Barossa Valley in South Australia doesn’t exactly have the climate for quality winemaking. It’s hot with little cooling effects from altitude or ocean. Intense sunlight pounds the grapes into extreme sugar levels and ripeness. Nonetheless tourists flock every year to Barossa Valley, much like Napa Valley.
The valley has become one of the world’s distinct wine regions. Barossa Valley’s top wines, such as Penfold’s ‘Grange’ and Henschke’s ‘Hill of Grace’ fetch prices comparable to DRC or Screaming Eagle. At first visit a wine lover may be perplexed by the sticky weather, without the effects of a continental climate to create balance and complexity. Barossa’s voice, however, is one of history, rather than climate.
Original vines date back to the arrival of German settlers in the mid 19th Century. As a result, certain Barossa winegrowers can claim some of the oldest vines on ungrafted rootstock in the world. Shiraz, the dominant grape in the region, responds well to mature rootstock, displaying inky, earthy flavors that result from lower yields. The hallmark style of the region is dense, vibrant fruit with meaty, spicy aromas. This style of Australian wine somehow simultaneously marries the styles of both Cornas Syrah and Napa Cabernet.
History of Barossa Valley
During the mid-1800s, religious prosecution drove many German protestants to resettle in Australia and America. During this time, viticultural know-how was carried from Germany to Adelaide in South Australia. Joseph Gilbert established quality viticulture in the area in 1847 when he planted Riesling at Pewsey Vale vineyard, today’s Eden Valley subregion. Although Riesling vines do not fare well with extreme age, old vine Syrah and Grenache can continue to produce grapes for decades. The founding fathers of the region built communities, attracting other European growers to plant roots of their own. During this time, Henschke’s esteemed Hill of Grace vineyard was planted, named after the Gnadenberg church across the road which was built by the family.
Unfortunately, many vines were destroyed in nearby Victoria at the onset of phylloxera in the late 19th Century. Yet measures were taken to quarantine the Barossa Valley region from phylloxera and other foreign offenders in order to protect the vines, a practice that still exists to this day. By 1930, Barossa was making three-quarter’s of the Australia’s wine production (although not all the wine was necessarily grown in Barossa).
In the 1970s, following the 1976 Judgment of Paris, these historic vines were at risk to the changing styles in the new world. Many growers began to tear out Syrah plantings in favor of the growing popularity of Cabernet Sauvignon. A select number of growers came to the rescue, advocating for the uniqueness of the Syrah grapes. Barossa is now defined by the ancient vines, some over 150 years old.
Old Vine Classifications
To further demonstrate the importance of vine age in the area, the government created a vine designation system to categorize the vines by age:
Old Vines – 35 years+
Survivor – 70 years+
Centourian – 100 years+

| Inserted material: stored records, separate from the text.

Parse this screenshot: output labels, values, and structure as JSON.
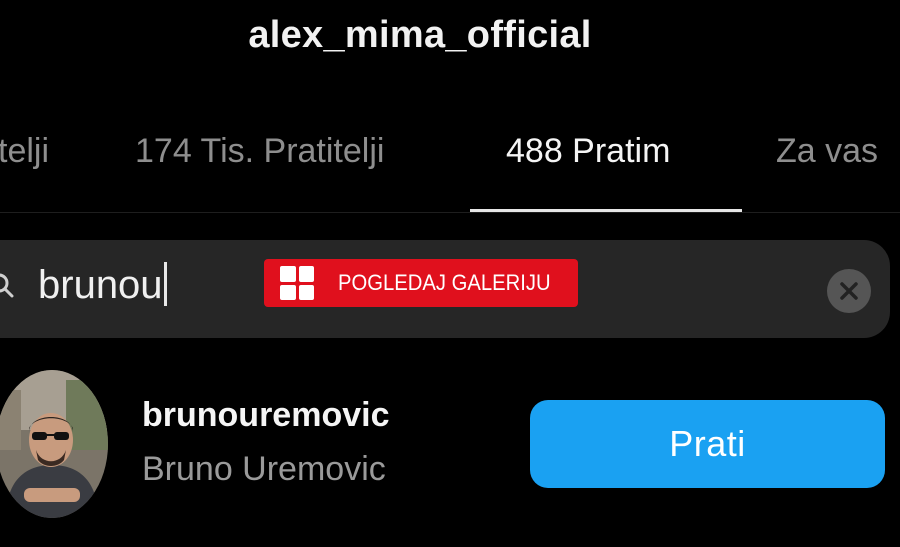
{
  "header": {
    "title": "alex_mima_official"
  },
  "tabs": [
    {
      "label": "telji"
    },
    {
      "label": "174 Tis. Pratitelji"
    },
    {
      "label": "488 Pratim"
    },
    {
      "label": "Za vas"
    }
  ],
  "search": {
    "value": "brunou"
  },
  "overlay": {
    "gallery_label": "POGLEDAJ GALERIJU"
  },
  "result": {
    "username": "brunouremovic",
    "full_name": "Bruno Uremovic",
    "follow_label": "Prati"
  },
  "icons": {
    "search": "search-icon",
    "clear": "clear-x-icon",
    "gallery": "grid-icon"
  },
  "colors": {
    "background": "#000000",
    "follow_button": "#1aa1f2",
    "gallery_button": "#e0101d",
    "search_field": "#262626"
  }
}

Ancestral -125 years+
As vines continue to age and wear, growers are investing in the future to protect the old vine heritage in Barossa. “Younger” Old vines are planted and used for entry level bottles with the intention to grandfather the vines into the best blends. Others are grafting original rootstock onto new vines to preserve the personality of the original rootstock. However, the impact that ungrafted rootstock has on the character of the wines remains a subject with great uncertainty in the world of wine science.
Impact of Old Vines
The intense, concentrated style of Barossa Shiraz is a direct result of old vines in the hot climate. Young vines are subject to excessive growth and ripeness in the generous climate. Whereas older vines restrain vigor and vegetative growth, pushing all nutrients into fewer berries. The wines are ripe, but with a deep, savory core of spice and black fruits. Some also claim the age of the vines gives the wines a lush, velvety tannin, while the ripeness provides a lush, round mid-palate.
The canopy growth is lower with old vines, which means less shade and more physiological development of the grape. Growers must take care to pick at the desired ripeness, but early enough to avoid raisined fruit. Many winemakers choose to acidify or add tannin to the wines from the Valley floor, creating an even denser style. The trend for now, however, is showing more winegrowers moving their grapes higher into the hills, such as Eden Valley, where the heat is more forgiving and the style of Shiraz is more elegant. This is where one would still find Riesling and other white grapes.
Winemaker choices are also important. For example, new American oak has long been favored. It complements the ripe blue and black fruits with sweet aromas of coconut, mocha and vanilla. Classic producers, such as Penfolds, still emulate the juicy, opulent style made famous in the export market. Though a new voice of winemakers choose to pick earlier. Additionally, they hold back some oak in favor of a softer, more elegant style.
Barossa is not the only region to claim old vines. Nor for that matter the only one with ungrafted vines. Actually, growers in Chile are rather vocal about theirs. Its terroir is a story of heat and history, concentration and power. The winemakers rightfully champion their lineage, but they are not stagnant. The wines simultaneously remain true to their past and evolve with the times. Australia’s most important quality wine region is planting roots to remain a world player.